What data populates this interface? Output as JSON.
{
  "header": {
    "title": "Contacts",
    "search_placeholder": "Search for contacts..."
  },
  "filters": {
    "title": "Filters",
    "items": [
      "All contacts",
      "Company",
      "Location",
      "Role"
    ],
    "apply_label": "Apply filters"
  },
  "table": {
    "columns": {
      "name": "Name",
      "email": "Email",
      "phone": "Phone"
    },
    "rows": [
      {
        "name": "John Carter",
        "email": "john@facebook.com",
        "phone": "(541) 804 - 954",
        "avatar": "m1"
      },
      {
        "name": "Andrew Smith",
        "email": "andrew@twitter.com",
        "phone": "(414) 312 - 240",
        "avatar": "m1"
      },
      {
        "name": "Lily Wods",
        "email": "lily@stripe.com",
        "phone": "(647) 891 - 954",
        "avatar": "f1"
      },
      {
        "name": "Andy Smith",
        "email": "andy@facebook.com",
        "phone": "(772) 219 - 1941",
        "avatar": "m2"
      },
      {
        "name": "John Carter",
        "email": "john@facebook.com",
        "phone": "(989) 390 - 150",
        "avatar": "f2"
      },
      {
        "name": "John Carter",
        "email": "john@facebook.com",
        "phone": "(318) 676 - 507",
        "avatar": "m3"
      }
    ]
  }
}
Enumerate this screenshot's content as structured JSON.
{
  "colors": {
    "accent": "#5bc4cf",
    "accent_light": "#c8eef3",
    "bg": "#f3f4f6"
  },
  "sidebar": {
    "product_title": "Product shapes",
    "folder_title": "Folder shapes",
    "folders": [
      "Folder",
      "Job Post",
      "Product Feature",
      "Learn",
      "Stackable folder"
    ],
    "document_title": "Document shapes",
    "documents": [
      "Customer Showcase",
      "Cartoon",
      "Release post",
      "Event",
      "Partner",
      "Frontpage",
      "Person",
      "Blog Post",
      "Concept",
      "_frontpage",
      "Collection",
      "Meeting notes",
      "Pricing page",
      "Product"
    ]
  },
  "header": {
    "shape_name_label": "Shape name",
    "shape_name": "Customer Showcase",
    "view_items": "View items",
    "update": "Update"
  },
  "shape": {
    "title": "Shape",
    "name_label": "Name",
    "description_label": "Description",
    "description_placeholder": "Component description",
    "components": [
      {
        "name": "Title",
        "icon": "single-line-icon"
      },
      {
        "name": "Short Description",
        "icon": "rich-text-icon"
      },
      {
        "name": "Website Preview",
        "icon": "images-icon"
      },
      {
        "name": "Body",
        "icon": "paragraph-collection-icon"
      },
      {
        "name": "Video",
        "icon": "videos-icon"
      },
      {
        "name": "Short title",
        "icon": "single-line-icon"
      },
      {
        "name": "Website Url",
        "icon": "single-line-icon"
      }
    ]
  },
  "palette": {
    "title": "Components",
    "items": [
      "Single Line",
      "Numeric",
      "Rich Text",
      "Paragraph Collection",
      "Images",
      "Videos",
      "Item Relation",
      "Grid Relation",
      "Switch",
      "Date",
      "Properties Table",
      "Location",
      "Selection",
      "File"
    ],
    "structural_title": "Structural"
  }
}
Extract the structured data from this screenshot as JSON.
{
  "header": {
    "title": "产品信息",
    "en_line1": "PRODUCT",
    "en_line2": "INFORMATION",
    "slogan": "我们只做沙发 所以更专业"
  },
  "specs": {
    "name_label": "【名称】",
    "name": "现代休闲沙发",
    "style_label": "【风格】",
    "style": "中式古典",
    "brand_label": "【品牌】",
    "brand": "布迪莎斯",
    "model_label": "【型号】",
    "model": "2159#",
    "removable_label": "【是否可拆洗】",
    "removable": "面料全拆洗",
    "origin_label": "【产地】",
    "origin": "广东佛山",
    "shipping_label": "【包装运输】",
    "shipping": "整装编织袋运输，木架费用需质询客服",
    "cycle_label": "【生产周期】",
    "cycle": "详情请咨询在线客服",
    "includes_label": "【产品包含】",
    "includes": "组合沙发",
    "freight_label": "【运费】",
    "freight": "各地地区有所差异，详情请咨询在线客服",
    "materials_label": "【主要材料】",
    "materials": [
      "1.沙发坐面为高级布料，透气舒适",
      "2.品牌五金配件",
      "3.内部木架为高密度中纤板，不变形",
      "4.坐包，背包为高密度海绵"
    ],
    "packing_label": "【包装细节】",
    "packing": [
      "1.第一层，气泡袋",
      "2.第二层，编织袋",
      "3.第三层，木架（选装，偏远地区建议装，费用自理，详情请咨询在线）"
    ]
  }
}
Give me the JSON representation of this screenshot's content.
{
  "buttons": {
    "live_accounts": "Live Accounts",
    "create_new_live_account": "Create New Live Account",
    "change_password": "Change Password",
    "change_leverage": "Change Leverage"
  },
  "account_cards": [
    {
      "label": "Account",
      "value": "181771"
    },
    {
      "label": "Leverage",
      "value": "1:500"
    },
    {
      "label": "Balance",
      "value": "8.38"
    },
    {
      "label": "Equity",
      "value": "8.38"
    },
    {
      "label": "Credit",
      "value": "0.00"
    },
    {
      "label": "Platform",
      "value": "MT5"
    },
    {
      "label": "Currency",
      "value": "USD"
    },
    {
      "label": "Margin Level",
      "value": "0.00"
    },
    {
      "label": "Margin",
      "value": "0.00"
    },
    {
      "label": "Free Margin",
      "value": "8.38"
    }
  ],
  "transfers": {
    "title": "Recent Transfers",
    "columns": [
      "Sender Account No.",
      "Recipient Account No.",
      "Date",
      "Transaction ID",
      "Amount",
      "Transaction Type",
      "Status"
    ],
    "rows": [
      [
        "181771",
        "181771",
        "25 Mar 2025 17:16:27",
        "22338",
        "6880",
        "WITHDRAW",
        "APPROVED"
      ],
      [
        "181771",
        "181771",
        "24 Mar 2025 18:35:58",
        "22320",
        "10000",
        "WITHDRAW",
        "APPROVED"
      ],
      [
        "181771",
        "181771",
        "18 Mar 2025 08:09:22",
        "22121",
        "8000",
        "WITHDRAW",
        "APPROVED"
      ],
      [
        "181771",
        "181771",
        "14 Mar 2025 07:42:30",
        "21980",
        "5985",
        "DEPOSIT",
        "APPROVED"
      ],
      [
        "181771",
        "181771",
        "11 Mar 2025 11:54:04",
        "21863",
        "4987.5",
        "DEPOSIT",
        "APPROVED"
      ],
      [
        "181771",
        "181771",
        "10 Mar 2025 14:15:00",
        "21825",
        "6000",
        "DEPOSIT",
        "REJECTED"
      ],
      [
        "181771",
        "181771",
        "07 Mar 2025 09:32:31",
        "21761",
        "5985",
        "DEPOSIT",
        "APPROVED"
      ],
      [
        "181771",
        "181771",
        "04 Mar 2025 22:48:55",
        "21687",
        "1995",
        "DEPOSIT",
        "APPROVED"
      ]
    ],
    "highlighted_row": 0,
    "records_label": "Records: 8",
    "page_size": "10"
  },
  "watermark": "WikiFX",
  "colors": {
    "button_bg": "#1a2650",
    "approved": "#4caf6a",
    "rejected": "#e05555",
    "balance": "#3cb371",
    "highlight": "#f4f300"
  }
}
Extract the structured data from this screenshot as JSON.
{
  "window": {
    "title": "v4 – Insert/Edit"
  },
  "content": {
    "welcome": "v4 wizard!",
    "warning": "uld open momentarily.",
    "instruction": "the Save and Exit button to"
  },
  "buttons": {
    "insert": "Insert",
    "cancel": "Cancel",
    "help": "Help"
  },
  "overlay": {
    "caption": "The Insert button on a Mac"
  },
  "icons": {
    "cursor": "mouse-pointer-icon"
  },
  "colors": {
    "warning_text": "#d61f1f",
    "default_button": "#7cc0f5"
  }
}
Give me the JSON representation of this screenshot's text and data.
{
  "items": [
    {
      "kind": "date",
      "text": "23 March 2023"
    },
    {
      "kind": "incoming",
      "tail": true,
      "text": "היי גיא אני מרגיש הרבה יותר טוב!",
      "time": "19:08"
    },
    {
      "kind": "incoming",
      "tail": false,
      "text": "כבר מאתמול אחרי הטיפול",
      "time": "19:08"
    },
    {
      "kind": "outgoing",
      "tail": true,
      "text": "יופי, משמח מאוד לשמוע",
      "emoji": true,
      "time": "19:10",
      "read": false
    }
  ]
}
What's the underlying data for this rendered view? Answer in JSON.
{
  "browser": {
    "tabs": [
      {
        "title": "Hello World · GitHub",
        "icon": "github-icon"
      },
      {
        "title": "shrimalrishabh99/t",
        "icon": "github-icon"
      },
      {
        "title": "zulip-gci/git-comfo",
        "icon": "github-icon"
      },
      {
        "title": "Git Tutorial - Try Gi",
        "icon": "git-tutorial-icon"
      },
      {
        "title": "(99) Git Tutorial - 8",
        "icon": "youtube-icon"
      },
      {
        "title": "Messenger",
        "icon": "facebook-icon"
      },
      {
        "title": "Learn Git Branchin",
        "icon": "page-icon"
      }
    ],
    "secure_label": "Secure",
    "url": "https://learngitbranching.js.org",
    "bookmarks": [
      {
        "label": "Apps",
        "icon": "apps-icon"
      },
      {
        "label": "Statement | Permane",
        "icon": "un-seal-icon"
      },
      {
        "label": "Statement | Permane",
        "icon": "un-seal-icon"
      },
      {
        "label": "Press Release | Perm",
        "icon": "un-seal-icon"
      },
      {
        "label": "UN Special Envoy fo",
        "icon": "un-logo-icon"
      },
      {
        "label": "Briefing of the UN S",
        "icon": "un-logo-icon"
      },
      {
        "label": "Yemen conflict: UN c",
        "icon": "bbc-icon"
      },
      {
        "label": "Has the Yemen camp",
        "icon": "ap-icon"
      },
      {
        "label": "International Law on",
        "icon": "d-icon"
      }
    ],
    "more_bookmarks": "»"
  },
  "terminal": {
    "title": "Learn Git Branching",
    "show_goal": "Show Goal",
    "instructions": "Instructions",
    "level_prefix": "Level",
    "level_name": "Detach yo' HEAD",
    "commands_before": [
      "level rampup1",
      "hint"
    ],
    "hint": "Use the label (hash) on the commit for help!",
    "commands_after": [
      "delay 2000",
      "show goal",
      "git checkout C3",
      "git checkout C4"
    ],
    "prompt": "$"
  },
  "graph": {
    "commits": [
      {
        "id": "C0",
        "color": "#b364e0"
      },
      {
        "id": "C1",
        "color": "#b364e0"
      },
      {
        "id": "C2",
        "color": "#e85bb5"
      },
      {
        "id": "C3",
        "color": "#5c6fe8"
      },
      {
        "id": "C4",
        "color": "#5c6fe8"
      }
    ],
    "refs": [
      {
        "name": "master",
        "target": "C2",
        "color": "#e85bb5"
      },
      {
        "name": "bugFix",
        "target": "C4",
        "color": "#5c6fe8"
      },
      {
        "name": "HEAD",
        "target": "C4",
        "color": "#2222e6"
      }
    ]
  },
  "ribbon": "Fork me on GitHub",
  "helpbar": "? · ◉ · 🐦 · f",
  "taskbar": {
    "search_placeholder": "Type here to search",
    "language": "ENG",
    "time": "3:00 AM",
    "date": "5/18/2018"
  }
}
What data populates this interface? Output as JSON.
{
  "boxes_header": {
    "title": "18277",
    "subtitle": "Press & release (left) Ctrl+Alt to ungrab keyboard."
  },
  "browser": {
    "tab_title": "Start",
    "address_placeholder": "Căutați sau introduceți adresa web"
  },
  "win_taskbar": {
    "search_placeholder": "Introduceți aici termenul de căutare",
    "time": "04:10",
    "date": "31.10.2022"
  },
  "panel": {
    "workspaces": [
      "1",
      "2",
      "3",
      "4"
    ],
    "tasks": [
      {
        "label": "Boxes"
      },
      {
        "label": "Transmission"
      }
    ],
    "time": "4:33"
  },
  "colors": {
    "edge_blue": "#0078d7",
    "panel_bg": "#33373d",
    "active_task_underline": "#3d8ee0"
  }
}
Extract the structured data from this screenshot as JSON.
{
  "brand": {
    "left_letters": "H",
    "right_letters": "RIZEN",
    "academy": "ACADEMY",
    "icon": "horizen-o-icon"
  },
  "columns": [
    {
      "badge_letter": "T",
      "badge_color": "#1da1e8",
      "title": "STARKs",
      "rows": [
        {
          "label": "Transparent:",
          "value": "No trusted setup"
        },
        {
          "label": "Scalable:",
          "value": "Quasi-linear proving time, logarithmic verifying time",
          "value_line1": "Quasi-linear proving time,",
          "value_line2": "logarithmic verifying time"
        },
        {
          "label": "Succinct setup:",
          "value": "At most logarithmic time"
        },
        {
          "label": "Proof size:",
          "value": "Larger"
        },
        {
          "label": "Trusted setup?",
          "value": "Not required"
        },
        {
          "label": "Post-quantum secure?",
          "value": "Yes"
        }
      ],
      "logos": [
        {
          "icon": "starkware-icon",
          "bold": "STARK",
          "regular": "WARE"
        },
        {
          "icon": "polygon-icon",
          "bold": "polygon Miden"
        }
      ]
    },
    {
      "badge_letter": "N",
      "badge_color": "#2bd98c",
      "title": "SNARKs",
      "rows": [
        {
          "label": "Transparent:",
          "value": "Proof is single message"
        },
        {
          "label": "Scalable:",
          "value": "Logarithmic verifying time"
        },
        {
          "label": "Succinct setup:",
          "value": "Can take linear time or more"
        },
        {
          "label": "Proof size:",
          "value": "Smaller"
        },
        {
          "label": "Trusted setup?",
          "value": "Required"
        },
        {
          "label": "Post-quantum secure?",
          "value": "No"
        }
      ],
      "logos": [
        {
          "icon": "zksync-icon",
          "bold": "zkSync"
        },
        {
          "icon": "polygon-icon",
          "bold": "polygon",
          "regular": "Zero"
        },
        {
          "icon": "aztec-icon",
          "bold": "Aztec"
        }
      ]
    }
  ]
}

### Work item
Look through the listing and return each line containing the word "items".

### Completed task
    "items": [
    "view_items": "View items",
    "items": [
  "items": [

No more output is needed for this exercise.